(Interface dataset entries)
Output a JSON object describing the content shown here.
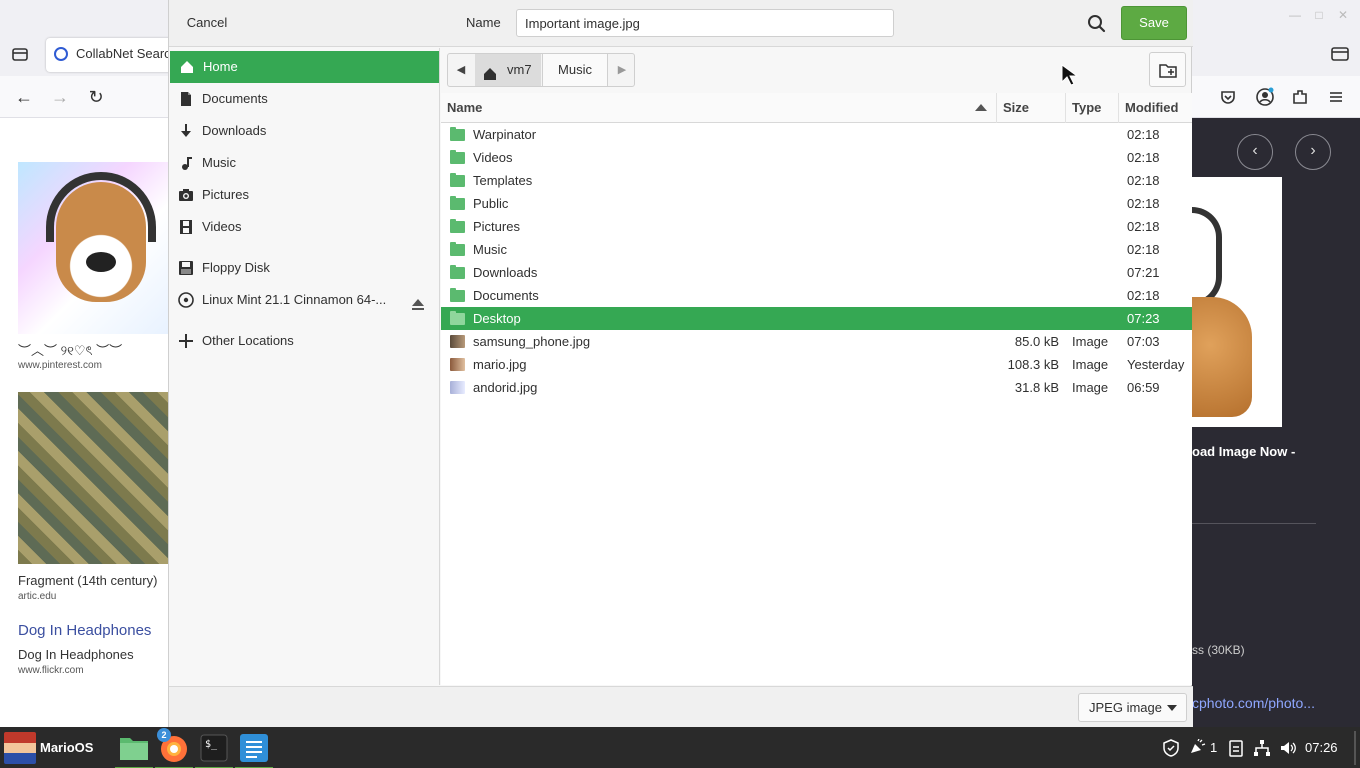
{
  "browser": {
    "tab_title": "CollabNet Searc",
    "results": [
      {
        "caption": "︶︿︶ ୨୧♡ৎ ︶︶",
        "source": "www.pinterest.com"
      },
      {
        "caption": "Fragment (14th century)",
        "source": "artic.edu"
      },
      {
        "link": "Dog In Headphones",
        "caption": "Dog In Headphones",
        "source": "www.flickr.com"
      }
    ],
    "side_panel": {
      "title_fragment": "oad Image Now -",
      "size_fragment": "ss (30KB)",
      "link_fragment": "cphoto.com/photo..."
    }
  },
  "dialog": {
    "cancel_label": "Cancel",
    "name_label": "Name",
    "name_value": "Important image.jpg",
    "save_label": "Save",
    "sidebar": [
      {
        "label": "Home",
        "icon": "home-icon",
        "active": true
      },
      {
        "label": "Documents",
        "icon": "document-icon"
      },
      {
        "label": "Downloads",
        "icon": "download-icon"
      },
      {
        "label": "Music",
        "icon": "music-icon"
      },
      {
        "label": "Pictures",
        "icon": "camera-icon"
      },
      {
        "label": "Videos",
        "icon": "film-icon"
      },
      {
        "label": "Floppy Disk",
        "icon": "floppy-icon"
      },
      {
        "label": "Linux Mint 21.1 Cinnamon 64-...",
        "icon": "optical-disc-icon"
      },
      {
        "label": "Other Locations",
        "icon": "plus-icon"
      }
    ],
    "path": [
      "vm7",
      "Music"
    ],
    "columns": {
      "name": "Name",
      "size": "Size",
      "type": "Type",
      "modified": "Modified"
    },
    "files": [
      {
        "name": "Warpinator",
        "size": "",
        "type": "",
        "modified": "02:18",
        "kind": "folder"
      },
      {
        "name": "Videos",
        "size": "",
        "type": "",
        "modified": "02:18",
        "kind": "folder"
      },
      {
        "name": "Templates",
        "size": "",
        "type": "",
        "modified": "02:18",
        "kind": "folder"
      },
      {
        "name": "Public",
        "size": "",
        "type": "",
        "modified": "02:18",
        "kind": "folder"
      },
      {
        "name": "Pictures",
        "size": "",
        "type": "",
        "modified": "02:18",
        "kind": "folder"
      },
      {
        "name": "Music",
        "size": "",
        "type": "",
        "modified": "02:18",
        "kind": "folder"
      },
      {
        "name": "Downloads",
        "size": "",
        "type": "",
        "modified": "07:21",
        "kind": "folder"
      },
      {
        "name": "Documents",
        "size": "",
        "type": "",
        "modified": "02:18",
        "kind": "folder"
      },
      {
        "name": "Desktop",
        "size": "",
        "type": "",
        "modified": "07:23",
        "kind": "folder",
        "selected": true
      },
      {
        "name": "samsung_phone.jpg",
        "size": "85.0 kB",
        "type": "Image",
        "modified": "07:03",
        "kind": "image"
      },
      {
        "name": "mario.jpg",
        "size": "108.3 kB",
        "type": "Image",
        "modified": "Yesterday",
        "kind": "image"
      },
      {
        "name": "andorid.jpg",
        "size": "31.8 kB",
        "type": "Image",
        "modified": "06:59",
        "kind": "image"
      }
    ],
    "filter": "JPEG image",
    "accent_color": "#35a853"
  },
  "taskbar": {
    "menu_label": "MarioOS",
    "apps": [
      "files-icon",
      "firefox-icon",
      "terminal-icon",
      "text-editor-icon"
    ],
    "firefox_badge": "2",
    "notifications_count": "1",
    "clock": "07:26"
  }
}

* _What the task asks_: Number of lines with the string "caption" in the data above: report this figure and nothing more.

* _Output of the task_: 3